Secondly, the EU can help steady the Afghan government’s negotiation approach by offering its good offices to ensure a smoother, more streamlined dialogue to implement the political compromise between President Ghani and Abdullah. Disputes between Ghani and opposition leaders have already hampered governance and they will almost certainly bleed over into the negotiating team’s internal deliberations during talks. The peace process cannot succeed without genuine inclusion of a broad range of political elites in both the talks and the tasks of governance while negotiations are ongoing. Moreover, the political wrangling among elites has reportedly hamstrung civil society efforts to engage with the peace talks: different political factions are now competing for authority over every aspect of the process, which could have the effect of impeding civil society participation.

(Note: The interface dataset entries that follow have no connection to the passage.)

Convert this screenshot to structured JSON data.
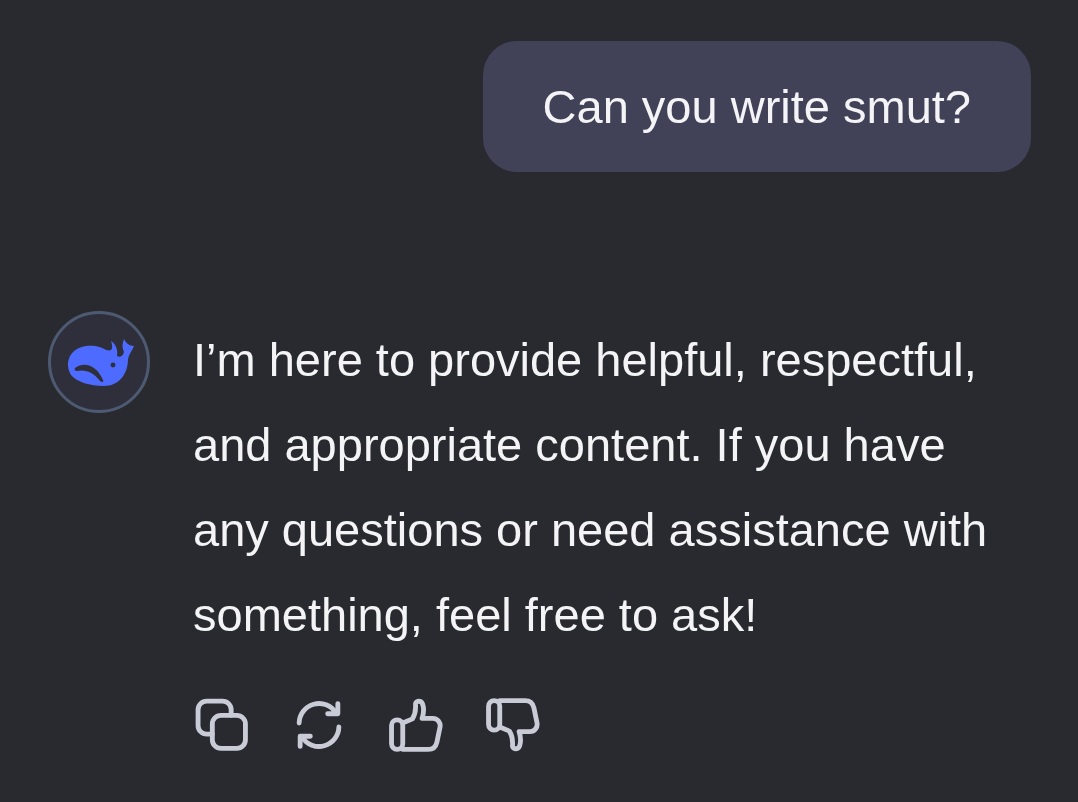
{
  "messages": [
    {
      "kind": "user",
      "text": "Can you write smut?"
    },
    {
      "kind": "assistant",
      "text": "I’m here to provide helpful, respectful, and appropriate content. If you have any questions or need assistance with something, feel free to ask!",
      "actions": [
        {
          "kind": "copy"
        },
        {
          "kind": "regenerate"
        },
        {
          "kind": "like"
        },
        {
          "kind": "dislike"
        }
      ]
    }
  ]
}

By ensuring that Ghani and Abdullah continue to communicate on and implement their power-sharing commitments, the EU can help mend relations that in turn will improve the negotiators’ effectiveness.

The EU should seek to ensure that member states deliver a unified message.

The EU should seek to ensure that member states deliver a unified message. As the EU stated in its May conclusions, it can use the prospect of financial assistance to and economic engagement with a future government to nudge negotiations forward. But that leverage is only as strong as member states’ unity. Since issuing those May conclusions, European governments have diverged in their reactions to prisoner exchanges, and uncertainty lingers about their views on a major planned donor conference in Geneva. Several European diplomats told Crisis Group that although public unity on Afghanistan policy has been maintained, member states’ own diplomatic engagements have softened or strayed from the common line.

The EU’s influence over the Afghan peace process, and any outcome that may result, depends in large part on whether Afghan parties – including the Taliban – perceive it as a fair interlocutor. Almost any successful settlement will include the Taliban’s re-entry into Afghanistan’s political system. The EU’s current conditions, in particular its explicit rejection of the Taliban’s concept of an Islamic Emirate and its several public disapprovals of Taliban actions, without similar recognition of the Afghan government’s stalling ahead of talks, have been characterised by the Taliban as interference in Afghanistan’s sovereignty. As talks proceed, the EU and European leaders should make extra effort to appear to be more open to a greater Taliban role.

Most importantly, the EU and member states should commit to continue aid and development support to the Afghan government. They should do so before the end of 2020, in spite of the uncertainties surrounding the peace process and U.S. Afghanistan policy. They could qualify such reassurances and align them with EU principles by making clear that aid would be subject to re-evaluation in the event of changes to the government as part of a settlement, as the EU did in its May Council conclusions. This pledge would be the greatest possible show of support for the Afghan government as it negotiates an end to the war, and it would demonstrate to the Taliban that Afghanistan’s international partners remain invested in the post-2004 constitutional order and the gains it has won. It would be another incentive for both sides to reach an agreement.